■ What you are asked to do: Within these entries, which lines include the string "Edit"? Copy each one.
[[ Provided records open ]]
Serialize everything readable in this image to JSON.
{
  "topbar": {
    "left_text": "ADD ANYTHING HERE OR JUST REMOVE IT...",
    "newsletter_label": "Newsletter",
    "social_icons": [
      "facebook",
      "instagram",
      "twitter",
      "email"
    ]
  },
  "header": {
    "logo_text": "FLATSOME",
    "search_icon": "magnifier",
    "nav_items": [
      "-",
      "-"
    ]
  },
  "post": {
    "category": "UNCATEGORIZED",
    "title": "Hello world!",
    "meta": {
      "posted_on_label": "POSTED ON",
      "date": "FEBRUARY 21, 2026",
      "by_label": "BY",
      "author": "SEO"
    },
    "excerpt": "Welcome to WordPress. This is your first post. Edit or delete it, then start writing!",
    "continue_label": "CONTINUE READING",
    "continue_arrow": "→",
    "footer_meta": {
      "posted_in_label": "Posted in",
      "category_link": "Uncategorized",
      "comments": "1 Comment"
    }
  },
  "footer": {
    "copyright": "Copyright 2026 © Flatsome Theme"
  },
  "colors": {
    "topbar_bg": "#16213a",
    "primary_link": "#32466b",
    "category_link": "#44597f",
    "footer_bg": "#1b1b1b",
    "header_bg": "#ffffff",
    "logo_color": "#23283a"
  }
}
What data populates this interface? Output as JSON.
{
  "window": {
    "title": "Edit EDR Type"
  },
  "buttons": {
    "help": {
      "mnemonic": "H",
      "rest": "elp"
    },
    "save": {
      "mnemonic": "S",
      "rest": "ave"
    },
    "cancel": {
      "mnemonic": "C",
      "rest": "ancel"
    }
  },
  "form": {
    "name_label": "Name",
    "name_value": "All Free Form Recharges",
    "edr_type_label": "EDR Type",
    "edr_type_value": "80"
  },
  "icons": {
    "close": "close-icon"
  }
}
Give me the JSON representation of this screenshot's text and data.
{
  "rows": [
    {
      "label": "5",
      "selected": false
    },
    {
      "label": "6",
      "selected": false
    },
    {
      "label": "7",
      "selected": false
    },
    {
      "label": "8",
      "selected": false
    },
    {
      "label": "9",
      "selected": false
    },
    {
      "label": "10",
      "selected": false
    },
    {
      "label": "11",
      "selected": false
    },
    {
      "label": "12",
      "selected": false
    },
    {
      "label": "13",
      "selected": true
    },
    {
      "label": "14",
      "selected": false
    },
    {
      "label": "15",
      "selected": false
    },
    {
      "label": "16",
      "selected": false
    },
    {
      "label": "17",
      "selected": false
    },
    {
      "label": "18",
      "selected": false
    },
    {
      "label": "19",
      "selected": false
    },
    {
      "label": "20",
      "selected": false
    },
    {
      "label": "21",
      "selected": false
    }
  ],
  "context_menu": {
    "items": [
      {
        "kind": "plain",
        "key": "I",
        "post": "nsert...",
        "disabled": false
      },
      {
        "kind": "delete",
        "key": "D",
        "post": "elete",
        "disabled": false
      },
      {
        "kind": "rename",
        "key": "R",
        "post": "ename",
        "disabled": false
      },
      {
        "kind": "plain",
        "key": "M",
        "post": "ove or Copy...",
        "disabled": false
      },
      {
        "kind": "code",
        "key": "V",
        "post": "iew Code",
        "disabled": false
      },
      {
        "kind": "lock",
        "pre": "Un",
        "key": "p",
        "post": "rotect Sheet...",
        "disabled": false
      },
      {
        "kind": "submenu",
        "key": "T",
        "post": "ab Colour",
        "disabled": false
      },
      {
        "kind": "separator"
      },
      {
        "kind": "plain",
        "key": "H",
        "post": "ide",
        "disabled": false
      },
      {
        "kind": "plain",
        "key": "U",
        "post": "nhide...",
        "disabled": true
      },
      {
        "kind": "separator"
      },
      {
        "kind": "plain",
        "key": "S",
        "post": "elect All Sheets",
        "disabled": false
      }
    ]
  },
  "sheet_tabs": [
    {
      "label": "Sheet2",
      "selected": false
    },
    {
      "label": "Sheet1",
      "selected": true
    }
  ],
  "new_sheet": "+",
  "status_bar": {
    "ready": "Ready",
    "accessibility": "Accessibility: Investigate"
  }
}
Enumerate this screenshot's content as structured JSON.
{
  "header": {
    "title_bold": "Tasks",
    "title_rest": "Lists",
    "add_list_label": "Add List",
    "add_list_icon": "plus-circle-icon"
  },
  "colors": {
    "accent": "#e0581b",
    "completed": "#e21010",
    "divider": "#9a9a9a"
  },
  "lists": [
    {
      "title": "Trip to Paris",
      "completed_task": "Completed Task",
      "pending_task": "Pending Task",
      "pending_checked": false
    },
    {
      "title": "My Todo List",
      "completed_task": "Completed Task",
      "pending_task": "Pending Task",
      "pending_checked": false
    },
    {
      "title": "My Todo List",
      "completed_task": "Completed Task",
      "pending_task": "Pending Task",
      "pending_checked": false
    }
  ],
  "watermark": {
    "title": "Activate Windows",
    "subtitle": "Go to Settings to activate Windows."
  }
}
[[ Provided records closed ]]
■ Result below:
    "excerpt": "Welcome to WordPress. This is your first post. Edit or delete it, then start writing!",
    "title": "Edit EDR Type"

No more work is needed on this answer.